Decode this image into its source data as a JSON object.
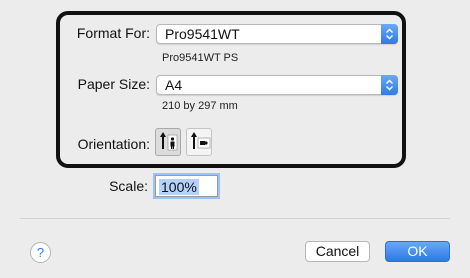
{
  "format_for": {
    "label": "Format For:",
    "value": "Pro9541WT",
    "subtext": "Pro9541WT PS"
  },
  "paper_size": {
    "label": "Paper Size:",
    "value": "A4",
    "subtext": "210 by 297 mm"
  },
  "orientation": {
    "label": "Orientation:",
    "options": [
      "portrait",
      "landscape"
    ],
    "selected": "portrait"
  },
  "scale": {
    "label": "Scale:",
    "value": "100%"
  },
  "footer": {
    "help_label": "?",
    "cancel_label": "Cancel",
    "ok_label": "OK"
  },
  "colors": {
    "accent": "#2f7ae5",
    "highlight_border": "#111111",
    "background": "#ececec"
  }
}
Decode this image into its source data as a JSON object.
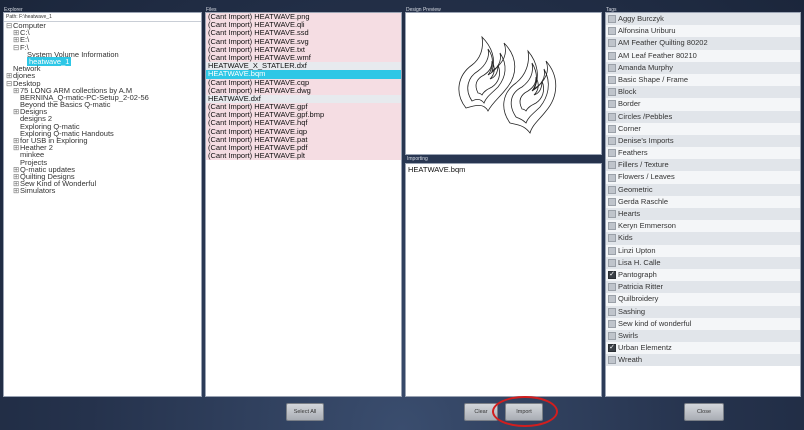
{
  "explorer": {
    "title": "Explorer",
    "path": "Path: F:\\heatwave_1",
    "tree": [
      {
        "exp": "⊟",
        "indent": 0,
        "label": "Computer"
      },
      {
        "exp": "⊞",
        "indent": 1,
        "label": "C:\\"
      },
      {
        "exp": "⊞",
        "indent": 1,
        "label": "E:\\"
      },
      {
        "exp": "⊟",
        "indent": 1,
        "label": "F:\\"
      },
      {
        "exp": "",
        "indent": 2,
        "label": "System Volume Information"
      },
      {
        "exp": "",
        "indent": 2,
        "label": "heatwave_1",
        "selected": true
      },
      {
        "exp": "",
        "indent": 0,
        "label": "Network"
      },
      {
        "exp": "⊞",
        "indent": 0,
        "label": "djones"
      },
      {
        "exp": "⊟",
        "indent": 0,
        "label": "Desktop"
      },
      {
        "exp": "⊞",
        "indent": 1,
        "label": "75 LONG ARM collections by A.M"
      },
      {
        "exp": "",
        "indent": 1,
        "label": "BERNINA_Q-matic-PC-Setup_2-02-56"
      },
      {
        "exp": "",
        "indent": 1,
        "label": "Beyond the Basics Q-matic"
      },
      {
        "exp": "⊞",
        "indent": 1,
        "label": "Designs"
      },
      {
        "exp": "",
        "indent": 1,
        "label": "designs 2"
      },
      {
        "exp": "",
        "indent": 1,
        "label": "Exploring Q-matic"
      },
      {
        "exp": "",
        "indent": 1,
        "label": "Exploring Q-matic Handouts"
      },
      {
        "exp": "⊞",
        "indent": 1,
        "label": "for USB in Exploring"
      },
      {
        "exp": "⊞",
        "indent": 1,
        "label": "Heather 2"
      },
      {
        "exp": "",
        "indent": 1,
        "label": "minkee"
      },
      {
        "exp": "",
        "indent": 1,
        "label": "Projects"
      },
      {
        "exp": "⊞",
        "indent": 1,
        "label": "Q-matic updates"
      },
      {
        "exp": "⊞",
        "indent": 1,
        "label": "Quilting Designs"
      },
      {
        "exp": "⊞",
        "indent": 1,
        "label": "Sew Kind of Wonderful"
      },
      {
        "exp": "⊞",
        "indent": 1,
        "label": "Simulators"
      }
    ]
  },
  "files": {
    "title": "Files",
    "items": [
      {
        "name": "(Cant Import) HEATWAVE.png",
        "kind": "cant"
      },
      {
        "name": "(Cant Import) HEATWAVE.qli",
        "kind": "cant"
      },
      {
        "name": "(Cant Import) HEATWAVE.ssd",
        "kind": "cant"
      },
      {
        "name": "(Cant Import) HEATWAVE.svg",
        "kind": "cant"
      },
      {
        "name": "(Cant Import) HEATWAVE.txt",
        "kind": "cant"
      },
      {
        "name": "(Cant Import) HEATWAVE.wmf",
        "kind": "cant"
      },
      {
        "name": "HEATWAVE_X_STATLER.dxf",
        "kind": "normal"
      },
      {
        "name": "HEATWAVE.bqm",
        "kind": "selected"
      },
      {
        "name": "(Cant Import) HEATWAVE.cqp",
        "kind": "cant"
      },
      {
        "name": "(Cant Import) HEATWAVE.dwg",
        "kind": "cant"
      },
      {
        "name": "HEATWAVE.dxf",
        "kind": "normal"
      },
      {
        "name": "(Cant Import) HEATWAVE.gpf",
        "kind": "cant"
      },
      {
        "name": "(Cant Import) HEATWAVE.gpf.bmp",
        "kind": "cant"
      },
      {
        "name": "(Cant Import) HEATWAVE.hqf",
        "kind": "cant"
      },
      {
        "name": "(Cant Import) HEATWAVE.iqp",
        "kind": "cant"
      },
      {
        "name": "(Cant Import) HEATWAVE.pat",
        "kind": "cant"
      },
      {
        "name": "(Cant Import) HEATWAVE.pdf",
        "kind": "cant"
      },
      {
        "name": "(Cant Import) HEATWAVE.plt",
        "kind": "cant"
      }
    ]
  },
  "preview": {
    "title": "Design Preview"
  },
  "importing": {
    "title": "Importing",
    "file": "HEATWAVE.bqm"
  },
  "tags": {
    "title": "Tags",
    "items": [
      {
        "label": "Aggy Burczyk",
        "checked": false
      },
      {
        "label": "Alfonsina Uriburu",
        "checked": false
      },
      {
        "label": "AM Feather Quilting 80202",
        "checked": false
      },
      {
        "label": "AM Leaf Feather 80210",
        "checked": false
      },
      {
        "label": "Amanda Murphy",
        "checked": false
      },
      {
        "label": "Basic Shape / Frame",
        "checked": false
      },
      {
        "label": "Block",
        "checked": false
      },
      {
        "label": "Border",
        "checked": false
      },
      {
        "label": "Circles /Pebbles",
        "checked": false
      },
      {
        "label": "Corner",
        "checked": false
      },
      {
        "label": "Denise's Imports",
        "checked": false
      },
      {
        "label": "Feathers",
        "checked": false
      },
      {
        "label": "Fillers / Texture",
        "checked": false
      },
      {
        "label": "Flowers / Leaves",
        "checked": false
      },
      {
        "label": "Geometric",
        "checked": false
      },
      {
        "label": "Gerda Raschle",
        "checked": false
      },
      {
        "label": "Hearts",
        "checked": false
      },
      {
        "label": "Keryn Emmerson",
        "checked": false
      },
      {
        "label": "Kids",
        "checked": false
      },
      {
        "label": "Linzi Upton",
        "checked": false
      },
      {
        "label": "Lisa H. Calle",
        "checked": false
      },
      {
        "label": "Pantograph",
        "checked": true
      },
      {
        "label": "Patricia Ritter",
        "checked": false
      },
      {
        "label": "Quilbroidery",
        "checked": false
      },
      {
        "label": "Sashing",
        "checked": false
      },
      {
        "label": "Sew kind of wonderful",
        "checked": false
      },
      {
        "label": "Swirls",
        "checked": false
      },
      {
        "label": "Urban Elementz",
        "checked": true
      },
      {
        "label": "Wreath",
        "checked": false
      }
    ]
  },
  "buttons": {
    "select_all": "Select All",
    "clear": "Clear",
    "import": "Import",
    "close": "Close"
  },
  "colors": {
    "selection": "#2ec7e6",
    "cant_import_row": "#f5dde3",
    "highlight_ring": "#d21e1e"
  }
}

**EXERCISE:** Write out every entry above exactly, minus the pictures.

**RESPONSE BELOW:**
Decode this image into its source data as a JSON object.
{
  "format_for": {
    "label": "Format For:",
    "value": "Pro9541WT",
    "subtext": "Pro9541WT PS"
  },
  "paper_size": {
    "label": "Paper Size:",
    "value": "A4",
    "subtext": "210 by 297 mm"
  },
  "orientation": {
    "label": "Orientation:",
    "options": [
      "portrait",
      "landscape"
    ],
    "selected": "portrait"
  },
  "scale": {
    "label": "Scale:",
    "value": "100%"
  },
  "footer": {
    "help_label": "?",
    "cancel_label": "Cancel",
    "ok_label": "OK"
  },
  "colors": {
    "accent": "#2f7ae5",
    "highlight_border": "#111111",
    "background": "#ececec"
  }
}
Decode this image into its source data as a JSON object.
{
  "explorer": {
    "title": "Explorer",
    "path": "Path: F:\\heatwave_1",
    "tree": [
      {
        "exp": "⊟",
        "indent": 0,
        "label": "Computer"
      },
      {
        "exp": "⊞",
        "indent": 1,
        "label": "C:\\"
      },
      {
        "exp": "⊞",
        "indent": 1,
        "label": "E:\\"
      },
      {
        "exp": "⊟",
        "indent": 1,
        "label": "F:\\"
      },
      {
        "exp": "",
        "indent": 2,
        "label": "System Volume Information"
      },
      {
        "exp": "",
        "indent": 2,
        "label": "heatwave_1",
        "selected": true
      },
      {
        "exp": "",
        "indent": 0,
        "label": "Network"
      },
      {
        "exp": "⊞",
        "indent": 0,
        "label": "djones"
      },
      {
        "exp": "⊟",
        "indent": 0,
        "label": "Desktop"
      },
      {
        "exp": "⊞",
        "indent": 1,
        "label": "75 LONG ARM collections by A.M"
      },
      {
        "exp": "",
        "indent": 1,
        "label": "BERNINA_Q-matic-PC-Setup_2-02-56"
      },
      {
        "exp": "",
        "indent": 1,
        "label": "Beyond the Basics Q-matic"
      },
      {
        "exp": "⊞",
        "indent": 1,
        "label": "Designs"
      },
      {
        "exp": "",
        "indent": 1,
        "label": "designs 2"
      },
      {
        "exp": "",
        "indent": 1,
        "label": "Exploring Q-matic"
      },
      {
        "exp": "",
        "indent": 1,
        "label": "Exploring Q-matic Handouts"
      },
      {
        "exp": "⊞",
        "indent": 1,
        "label": "for USB in Exploring"
      },
      {
        "exp": "⊞",
        "indent": 1,
        "label": "Heather 2"
      },
      {
        "exp": "",
        "indent": 1,
        "label": "minkee"
      },
      {
        "exp": "",
        "indent": 1,
        "label": "Projects"
      },
      {
        "exp": "⊞",
        "indent": 1,
        "label": "Q-matic updates"
      },
      {
        "exp": "⊞",
        "indent": 1,
        "label": "Quilting Designs"
      },
      {
        "exp": "⊞",
        "indent": 1,
        "label": "Sew Kind of Wonderful"
      },
      {
        "exp": "⊞",
        "indent": 1,
        "label": "Simulators"
      }
    ]
  },
  "files": {
    "title": "Files",
    "items": [
      {
        "name": "(Cant Import) HEATWAVE.png",
        "kind": "cant"
      },
      {
        "name": "(Cant Import) HEATWAVE.qli",
        "kind": "cant"
      },
      {
        "name": "(Cant Import) HEATWAVE.ssd",
        "kind": "cant"
      },
      {
        "name": "(Cant Import) HEATWAVE.svg",
        "kind": "cant"
      },
      {
        "name": "(Cant Import) HEATWAVE.txt",
        "kind": "cant"
      },
      {
        "name": "(Cant Import) HEATWAVE.wmf",
        "kind": "cant"
      },
      {
        "name": "HEATWAVE_X_STATLER.dxf",
        "kind": "normal"
      },
      {
        "name": "HEATWAVE.bqm",
        "kind": "selected"
      },
      {
        "name": "(Cant Import) HEATWAVE.cqp",
        "kind": "cant"
      },
      {
        "name": "(Cant Import) HEATWAVE.dwg",
        "kind": "cant"
      },
      {
        "name": "HEATWAVE.dxf",
        "kind": "normal"
      },
      {
        "name": "(Cant Import) HEATWAVE.gpf",
        "kind": "cant"
      },
      {
        "name": "(Cant Import) HEATWAVE.gpf.bmp",
        "kind": "cant"
      },
      {
        "name": "(Cant Import) HEATWAVE.hqf",
        "kind": "cant"
      },
      {
        "name": "(Cant Import) HEATWAVE.iqp",
        "kind": "cant"
      },
      {
        "name": "(Cant Import) HEATWAVE.pat",
        "kind": "cant"
      },
      {
        "name": "(Cant Import) HEATWAVE.pdf",
        "kind": "cant"
      },
      {
        "name": "(Cant Import) HEATWAVE.plt",
        "kind": "cant"
      }
    ]
  },
  "preview": {
    "title": "Design Preview"
  },
  "importing": {
    "title": "Importing",
    "file": "HEATWAVE.bqm"
  },
  "tags": {
    "title": "Tags",
    "items": [
      {
        "label": "Aggy Burczyk",
        "checked": false
      },
      {
        "label": "Alfonsina Uriburu",
        "checked": false
      },
      {
        "label": "AM Feather Quilting 80202",
        "checked": false
      },
      {
        "label": "AM Leaf Feather 80210",
        "checked": false
      },
      {
        "label": "Amanda Murphy",
        "checked": false
      },
      {
        "label": "Basic Shape / Frame",
        "checked": false
      },
      {
        "label": "Block",
        "checked": false
      },
      {
        "label": "Border",
        "checked": false
      },
      {
        "label": "Circles /Pebbles",
        "checked": false
      },
      {
        "label": "Corner",
        "checked": false
      },
      {
        "label": "Denise's Imports",
        "checked": false
      },
      {
        "label": "Feathers",
        "checked": false
      },
      {
        "label": "Fillers / Texture",
        "checked": false
      },
      {
        "label": "Flowers / Leaves",
        "checked": false
      },
      {
        "label": "Geometric",
        "checked": false
      },
      {
        "label": "Gerda Raschle",
        "checked": false
      },
      {
        "label": "Hearts",
        "checked": false
      },
      {
        "label": "Keryn Emmerson",
        "checked": false
      },
      {
        "label": "Kids",
        "checked": false
      },
      {
        "label": "Linzi Upton",
        "checked": false
      },
      {
        "label": "Lisa H. Calle",
        "checked": false
      },
      {
        "label": "Pantograph",
        "checked": true
      },
      {
        "label": "Patricia Ritter",
        "checked": false
      },
      {
        "label": "Quilbroidery",
        "checked": false
      },
      {
        "label": "Sashing",
        "checked": false
      },
      {
        "label": "Sew kind of wonderful",
        "checked": false
      },
      {
        "label": "Swirls",
        "checked": false
      },
      {
        "label": "Urban Elementz",
        "checked": true
      },
      {
        "label": "Wreath",
        "checked": false
      }
    ]
  },
  "buttons": {
    "select_all": "Select All",
    "clear": "Clear",
    "import": "Import",
    "close": "Close"
  },
  "colors": {
    "selection": "#2ec7e6",
    "cant_import_row": "#f5dde3",
    "highlight_ring": "#d21e1e"
  }
}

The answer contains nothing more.